[kan′thar·ə·dən]
(organic chemistry)
C10H12O4 Colorless crystals that melt at 218°C; slightly soluble in acetone, chloroform, alcohol, and water; used in veterinary medicine. Also known as cantharides camphor.
McGraw-Hill Dictionary of Scientific & Technical Terms, 6E, Copyright © 2003 by The McGraw-Hill Companies, Inc.
The following article is from The Great Soviet Encyclopedia (1979). It might be outdated or ideologically biased.

Cantharidin

 

the active principle of Spanish flies and other bugs of the family Meloidae (blister beetles); a terpenoid anhydride of cantharidic acid. Cantharidin is poorly soluble in water and readily soluble in fats and organic solvents. It severely blisters the skin and mucous membranes. It causes pain, a burning sensation, and formation of blisters.

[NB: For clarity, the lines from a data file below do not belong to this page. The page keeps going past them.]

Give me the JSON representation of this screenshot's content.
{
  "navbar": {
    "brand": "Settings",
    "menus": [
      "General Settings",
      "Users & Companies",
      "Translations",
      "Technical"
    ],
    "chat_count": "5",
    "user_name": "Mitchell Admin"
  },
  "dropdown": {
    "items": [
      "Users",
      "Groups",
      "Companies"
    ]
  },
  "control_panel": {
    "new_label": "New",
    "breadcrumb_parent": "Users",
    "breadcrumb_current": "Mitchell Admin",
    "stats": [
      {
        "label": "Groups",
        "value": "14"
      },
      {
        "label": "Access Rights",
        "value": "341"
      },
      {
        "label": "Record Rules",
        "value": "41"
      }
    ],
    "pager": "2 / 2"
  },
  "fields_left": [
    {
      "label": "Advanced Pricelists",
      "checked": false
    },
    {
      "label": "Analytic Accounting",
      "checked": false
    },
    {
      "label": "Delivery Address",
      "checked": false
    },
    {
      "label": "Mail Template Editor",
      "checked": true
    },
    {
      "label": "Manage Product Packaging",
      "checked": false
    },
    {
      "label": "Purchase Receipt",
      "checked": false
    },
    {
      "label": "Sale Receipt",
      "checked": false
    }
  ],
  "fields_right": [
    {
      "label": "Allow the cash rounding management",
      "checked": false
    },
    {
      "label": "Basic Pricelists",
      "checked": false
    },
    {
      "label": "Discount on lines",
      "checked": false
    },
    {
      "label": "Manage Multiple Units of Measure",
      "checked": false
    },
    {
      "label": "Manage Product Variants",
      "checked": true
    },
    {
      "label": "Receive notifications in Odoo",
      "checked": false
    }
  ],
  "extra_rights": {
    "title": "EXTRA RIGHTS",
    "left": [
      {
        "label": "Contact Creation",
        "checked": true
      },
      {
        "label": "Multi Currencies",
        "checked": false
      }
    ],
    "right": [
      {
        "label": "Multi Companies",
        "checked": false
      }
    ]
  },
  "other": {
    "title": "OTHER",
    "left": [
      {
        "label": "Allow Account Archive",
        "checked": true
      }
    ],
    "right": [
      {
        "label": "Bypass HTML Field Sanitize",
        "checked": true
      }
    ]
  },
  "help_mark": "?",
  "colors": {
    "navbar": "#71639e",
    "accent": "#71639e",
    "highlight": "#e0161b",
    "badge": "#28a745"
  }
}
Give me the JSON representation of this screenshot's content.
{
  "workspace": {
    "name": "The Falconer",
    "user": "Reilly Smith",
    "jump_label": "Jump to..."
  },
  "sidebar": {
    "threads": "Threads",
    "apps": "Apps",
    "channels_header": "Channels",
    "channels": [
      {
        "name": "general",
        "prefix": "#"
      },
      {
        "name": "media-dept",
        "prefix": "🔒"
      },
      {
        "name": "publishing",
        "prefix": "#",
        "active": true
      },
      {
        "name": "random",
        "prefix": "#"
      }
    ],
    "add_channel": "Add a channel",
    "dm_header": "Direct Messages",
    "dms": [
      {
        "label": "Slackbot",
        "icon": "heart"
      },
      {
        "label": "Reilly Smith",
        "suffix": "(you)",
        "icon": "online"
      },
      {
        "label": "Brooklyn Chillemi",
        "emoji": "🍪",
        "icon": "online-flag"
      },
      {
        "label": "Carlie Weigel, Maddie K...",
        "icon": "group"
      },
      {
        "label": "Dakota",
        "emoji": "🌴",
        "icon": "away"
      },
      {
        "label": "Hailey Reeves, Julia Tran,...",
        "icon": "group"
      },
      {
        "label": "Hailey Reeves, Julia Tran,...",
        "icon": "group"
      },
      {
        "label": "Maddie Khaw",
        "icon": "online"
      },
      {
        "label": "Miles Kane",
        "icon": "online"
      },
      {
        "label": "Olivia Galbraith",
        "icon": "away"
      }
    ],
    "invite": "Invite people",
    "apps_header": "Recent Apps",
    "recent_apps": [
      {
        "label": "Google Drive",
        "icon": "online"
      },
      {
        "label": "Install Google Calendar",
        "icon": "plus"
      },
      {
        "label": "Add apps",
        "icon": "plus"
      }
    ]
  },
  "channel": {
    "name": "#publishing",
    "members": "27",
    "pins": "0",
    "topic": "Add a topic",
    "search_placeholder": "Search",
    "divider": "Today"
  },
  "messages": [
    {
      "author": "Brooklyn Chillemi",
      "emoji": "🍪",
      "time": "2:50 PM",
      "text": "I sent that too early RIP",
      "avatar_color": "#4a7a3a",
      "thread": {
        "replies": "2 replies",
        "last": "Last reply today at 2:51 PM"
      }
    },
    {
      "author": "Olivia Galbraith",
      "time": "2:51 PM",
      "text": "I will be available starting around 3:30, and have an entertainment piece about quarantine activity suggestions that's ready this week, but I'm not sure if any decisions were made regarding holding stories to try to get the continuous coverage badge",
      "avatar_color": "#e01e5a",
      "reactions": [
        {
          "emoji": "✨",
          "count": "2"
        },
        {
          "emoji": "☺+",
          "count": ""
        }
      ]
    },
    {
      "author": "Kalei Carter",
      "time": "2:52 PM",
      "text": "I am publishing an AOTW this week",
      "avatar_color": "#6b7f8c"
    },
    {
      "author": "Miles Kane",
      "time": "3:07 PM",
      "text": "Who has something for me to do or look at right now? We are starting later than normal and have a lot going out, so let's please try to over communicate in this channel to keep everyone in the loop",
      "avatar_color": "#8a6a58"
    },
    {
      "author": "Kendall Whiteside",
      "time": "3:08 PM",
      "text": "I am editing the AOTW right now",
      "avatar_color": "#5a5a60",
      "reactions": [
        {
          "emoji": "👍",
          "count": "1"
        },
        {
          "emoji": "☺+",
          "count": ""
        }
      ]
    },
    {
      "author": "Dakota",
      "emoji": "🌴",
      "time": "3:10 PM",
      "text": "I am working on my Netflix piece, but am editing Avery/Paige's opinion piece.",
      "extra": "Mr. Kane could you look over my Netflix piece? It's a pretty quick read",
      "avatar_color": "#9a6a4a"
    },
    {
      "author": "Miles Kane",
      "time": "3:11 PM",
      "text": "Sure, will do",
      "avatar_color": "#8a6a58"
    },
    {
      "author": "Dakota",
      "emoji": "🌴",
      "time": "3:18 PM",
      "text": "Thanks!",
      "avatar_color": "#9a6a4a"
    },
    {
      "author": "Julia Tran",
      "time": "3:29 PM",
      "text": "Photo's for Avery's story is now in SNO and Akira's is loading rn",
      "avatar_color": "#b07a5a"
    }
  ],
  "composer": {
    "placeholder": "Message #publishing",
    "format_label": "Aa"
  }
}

Ingestion causes poisoning, accompanied by catarrh of the urinary tract, salivation, vomiting, diarrhea, abdominal pain, and excitation of the central nervous system.

The Great Soviet Encyclopedia, 3rd Edition (1970-1979). © 2010 The Gale Group, Inc. All rights reserved.